Quiring, Courtney, et al. "Cannabidiol." Davis's Drug Guide, 16th ed., F.A. Davis Company, 2019. Nursing Central, nursing.unboundmedicine.com/nursingcentral/view/Davis-Drug-Guide/109848/2/cannabidiol.
Quiring C, Sanoski CA, Vallerand AH. Cannabidiol. Davis's Drug Guide. 16th ed. F.A. Davis Company; 2019. https://nursing.unboundmedicine.com/nursingcentral/view/Davis-Drug-Guide/109848/2/cannabidiol. Accessed July 23, 2019.
Quiring, C., Sanoski, C. A., & Vallerand, A. H. (2019). Cannabidiol. In Davis's Drug Guide. Available from https://nursing.unboundmedicine.com/nursingcentral/view/Davis-Drug-Guide/109848/2/cannabidiol
Quiring C, Sanoski CA, Vallerand AH. Cannabidiol [Internet]. In: Davis's Drug Guide. F.A. Davis Company; 2019. [cited 2019 July 23]. Available from: https://nursing.unboundmedicine.com/nursingcentral/view/Davis-Drug-Guide/109848/2/cannabidiol.
* Article titles in AMA citation format should be in sentence-case

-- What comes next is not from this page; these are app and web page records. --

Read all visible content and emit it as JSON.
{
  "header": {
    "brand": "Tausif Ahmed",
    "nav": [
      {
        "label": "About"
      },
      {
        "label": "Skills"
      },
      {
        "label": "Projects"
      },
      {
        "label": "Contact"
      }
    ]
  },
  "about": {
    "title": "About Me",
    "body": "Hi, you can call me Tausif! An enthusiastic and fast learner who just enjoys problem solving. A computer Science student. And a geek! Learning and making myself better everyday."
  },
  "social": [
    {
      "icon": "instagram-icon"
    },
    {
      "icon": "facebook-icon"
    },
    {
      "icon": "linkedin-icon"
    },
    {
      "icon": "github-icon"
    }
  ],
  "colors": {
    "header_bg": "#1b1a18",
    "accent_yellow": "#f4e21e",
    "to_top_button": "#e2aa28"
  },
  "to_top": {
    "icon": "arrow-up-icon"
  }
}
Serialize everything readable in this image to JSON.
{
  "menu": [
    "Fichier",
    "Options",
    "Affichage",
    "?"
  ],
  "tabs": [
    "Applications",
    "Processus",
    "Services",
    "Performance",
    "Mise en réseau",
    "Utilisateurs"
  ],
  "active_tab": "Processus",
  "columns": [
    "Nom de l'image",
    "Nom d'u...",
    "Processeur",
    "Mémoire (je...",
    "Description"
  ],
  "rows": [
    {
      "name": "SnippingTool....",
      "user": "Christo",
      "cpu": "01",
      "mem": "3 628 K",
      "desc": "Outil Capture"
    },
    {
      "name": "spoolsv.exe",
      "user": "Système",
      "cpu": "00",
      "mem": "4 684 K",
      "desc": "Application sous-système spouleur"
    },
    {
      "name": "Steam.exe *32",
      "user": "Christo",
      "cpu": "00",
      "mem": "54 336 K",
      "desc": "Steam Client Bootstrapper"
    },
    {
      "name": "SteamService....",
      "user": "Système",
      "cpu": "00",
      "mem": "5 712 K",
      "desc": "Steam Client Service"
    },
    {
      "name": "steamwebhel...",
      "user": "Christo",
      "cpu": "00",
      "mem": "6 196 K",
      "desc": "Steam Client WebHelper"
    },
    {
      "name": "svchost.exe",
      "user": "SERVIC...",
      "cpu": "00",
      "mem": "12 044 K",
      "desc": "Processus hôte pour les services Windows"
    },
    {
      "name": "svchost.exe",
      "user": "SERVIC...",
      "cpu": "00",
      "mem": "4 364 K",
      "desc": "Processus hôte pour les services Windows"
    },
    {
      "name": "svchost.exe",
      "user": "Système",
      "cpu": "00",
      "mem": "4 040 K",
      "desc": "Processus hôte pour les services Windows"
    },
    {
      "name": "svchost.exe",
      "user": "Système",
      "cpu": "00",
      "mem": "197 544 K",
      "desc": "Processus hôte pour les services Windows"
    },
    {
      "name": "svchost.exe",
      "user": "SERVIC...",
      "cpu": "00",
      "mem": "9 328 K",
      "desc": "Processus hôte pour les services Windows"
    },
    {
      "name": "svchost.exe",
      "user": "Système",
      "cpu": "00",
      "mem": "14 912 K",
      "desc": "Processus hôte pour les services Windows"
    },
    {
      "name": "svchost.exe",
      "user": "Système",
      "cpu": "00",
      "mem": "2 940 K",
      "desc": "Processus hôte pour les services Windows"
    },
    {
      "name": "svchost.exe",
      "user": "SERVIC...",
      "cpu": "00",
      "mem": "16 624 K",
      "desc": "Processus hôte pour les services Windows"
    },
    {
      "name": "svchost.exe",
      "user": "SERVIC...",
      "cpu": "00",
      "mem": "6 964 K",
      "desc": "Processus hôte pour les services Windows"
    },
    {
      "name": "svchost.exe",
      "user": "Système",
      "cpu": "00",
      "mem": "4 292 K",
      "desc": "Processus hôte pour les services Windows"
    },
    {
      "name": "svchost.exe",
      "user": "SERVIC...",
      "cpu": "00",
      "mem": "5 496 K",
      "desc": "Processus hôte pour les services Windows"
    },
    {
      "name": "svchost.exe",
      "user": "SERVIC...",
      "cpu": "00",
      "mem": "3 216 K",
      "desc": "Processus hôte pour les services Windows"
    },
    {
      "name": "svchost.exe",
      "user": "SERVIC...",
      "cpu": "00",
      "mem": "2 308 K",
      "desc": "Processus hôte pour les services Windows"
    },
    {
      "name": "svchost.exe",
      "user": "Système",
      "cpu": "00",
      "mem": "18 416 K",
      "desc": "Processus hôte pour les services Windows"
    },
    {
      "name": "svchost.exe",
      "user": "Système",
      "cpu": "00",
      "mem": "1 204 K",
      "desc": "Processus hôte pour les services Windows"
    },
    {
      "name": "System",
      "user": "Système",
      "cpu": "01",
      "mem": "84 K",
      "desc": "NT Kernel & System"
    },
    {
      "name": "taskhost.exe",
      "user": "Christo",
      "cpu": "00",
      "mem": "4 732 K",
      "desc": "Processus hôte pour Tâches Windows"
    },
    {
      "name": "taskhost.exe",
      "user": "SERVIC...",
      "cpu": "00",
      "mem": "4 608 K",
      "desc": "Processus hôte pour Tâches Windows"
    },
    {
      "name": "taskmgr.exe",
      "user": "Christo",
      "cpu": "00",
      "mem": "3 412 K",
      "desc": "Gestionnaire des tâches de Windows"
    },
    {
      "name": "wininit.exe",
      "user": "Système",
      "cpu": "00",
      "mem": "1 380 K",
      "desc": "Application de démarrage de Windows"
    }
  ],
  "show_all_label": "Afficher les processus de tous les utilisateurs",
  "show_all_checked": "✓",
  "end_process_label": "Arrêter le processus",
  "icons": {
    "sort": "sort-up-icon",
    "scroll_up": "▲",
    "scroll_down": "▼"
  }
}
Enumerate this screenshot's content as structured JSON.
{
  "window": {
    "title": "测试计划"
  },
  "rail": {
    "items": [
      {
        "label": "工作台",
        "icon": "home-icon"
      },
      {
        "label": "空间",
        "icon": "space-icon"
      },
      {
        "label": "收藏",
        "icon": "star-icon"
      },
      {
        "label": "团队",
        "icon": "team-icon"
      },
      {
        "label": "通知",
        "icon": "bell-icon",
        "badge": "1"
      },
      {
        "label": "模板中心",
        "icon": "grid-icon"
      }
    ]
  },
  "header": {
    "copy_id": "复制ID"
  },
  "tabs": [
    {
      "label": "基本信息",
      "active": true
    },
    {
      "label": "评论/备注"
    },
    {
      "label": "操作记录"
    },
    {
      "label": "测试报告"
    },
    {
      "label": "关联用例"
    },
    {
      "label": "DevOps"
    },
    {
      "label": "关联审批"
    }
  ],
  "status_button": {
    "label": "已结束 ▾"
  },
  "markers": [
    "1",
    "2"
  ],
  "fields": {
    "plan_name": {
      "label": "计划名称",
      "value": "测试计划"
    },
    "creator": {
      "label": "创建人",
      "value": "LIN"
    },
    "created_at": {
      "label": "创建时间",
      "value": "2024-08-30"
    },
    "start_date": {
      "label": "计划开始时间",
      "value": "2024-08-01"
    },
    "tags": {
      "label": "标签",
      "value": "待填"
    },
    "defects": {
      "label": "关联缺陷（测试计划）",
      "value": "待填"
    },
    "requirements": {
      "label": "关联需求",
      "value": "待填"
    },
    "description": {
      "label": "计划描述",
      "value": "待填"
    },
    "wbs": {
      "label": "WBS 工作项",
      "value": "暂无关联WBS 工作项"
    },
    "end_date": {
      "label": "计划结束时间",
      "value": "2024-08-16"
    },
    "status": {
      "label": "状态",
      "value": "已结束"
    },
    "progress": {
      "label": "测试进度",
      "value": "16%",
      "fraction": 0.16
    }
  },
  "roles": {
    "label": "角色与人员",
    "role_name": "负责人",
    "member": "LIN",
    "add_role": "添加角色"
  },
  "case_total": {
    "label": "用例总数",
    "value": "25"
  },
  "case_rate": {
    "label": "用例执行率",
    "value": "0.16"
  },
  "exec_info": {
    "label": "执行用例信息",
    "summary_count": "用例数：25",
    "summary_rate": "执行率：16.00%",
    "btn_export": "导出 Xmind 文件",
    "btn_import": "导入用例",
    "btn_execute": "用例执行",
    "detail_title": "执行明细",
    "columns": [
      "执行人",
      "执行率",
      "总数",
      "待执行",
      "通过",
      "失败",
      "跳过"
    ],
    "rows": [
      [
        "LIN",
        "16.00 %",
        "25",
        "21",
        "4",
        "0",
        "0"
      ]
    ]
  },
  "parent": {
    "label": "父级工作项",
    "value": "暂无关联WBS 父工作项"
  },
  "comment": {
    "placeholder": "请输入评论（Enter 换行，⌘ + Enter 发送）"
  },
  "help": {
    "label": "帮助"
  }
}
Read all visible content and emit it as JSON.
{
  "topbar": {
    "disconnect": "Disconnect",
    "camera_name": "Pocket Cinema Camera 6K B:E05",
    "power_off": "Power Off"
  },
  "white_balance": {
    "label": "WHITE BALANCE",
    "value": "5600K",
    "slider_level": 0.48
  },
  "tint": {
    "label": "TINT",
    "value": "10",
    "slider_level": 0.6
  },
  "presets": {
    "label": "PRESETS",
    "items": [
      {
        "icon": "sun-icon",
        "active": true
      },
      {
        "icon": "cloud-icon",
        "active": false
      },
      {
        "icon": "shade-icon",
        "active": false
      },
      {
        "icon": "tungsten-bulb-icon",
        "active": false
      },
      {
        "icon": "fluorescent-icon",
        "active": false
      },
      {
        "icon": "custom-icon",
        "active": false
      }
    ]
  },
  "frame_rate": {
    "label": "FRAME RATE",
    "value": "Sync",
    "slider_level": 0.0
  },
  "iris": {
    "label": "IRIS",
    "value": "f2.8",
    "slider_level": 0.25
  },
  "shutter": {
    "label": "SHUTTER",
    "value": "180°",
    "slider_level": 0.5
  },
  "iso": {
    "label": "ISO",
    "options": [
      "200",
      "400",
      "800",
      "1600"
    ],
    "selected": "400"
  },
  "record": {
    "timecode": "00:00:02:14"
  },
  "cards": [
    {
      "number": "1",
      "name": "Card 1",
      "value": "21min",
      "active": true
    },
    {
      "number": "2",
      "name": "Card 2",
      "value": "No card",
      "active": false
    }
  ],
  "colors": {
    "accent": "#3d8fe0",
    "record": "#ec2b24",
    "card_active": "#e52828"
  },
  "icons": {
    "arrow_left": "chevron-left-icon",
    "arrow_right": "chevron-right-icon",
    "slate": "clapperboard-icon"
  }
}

TY - ELEC T1 - cannabidiol ID - 109848 A1 - Quiring,Courtney, AU - Sanoski,Cynthia A, AU - Vallerand,April Hazard, BT - Davis's Drug Guide UR - https://nursing.unboundmedicine.com/nursingcentral/view/Davis-Drug-Guide/109848/2/cannabidiol PB - F.A. Davis Company ET - 16 DB - Nursing Central DP - Unbound Medicine ER -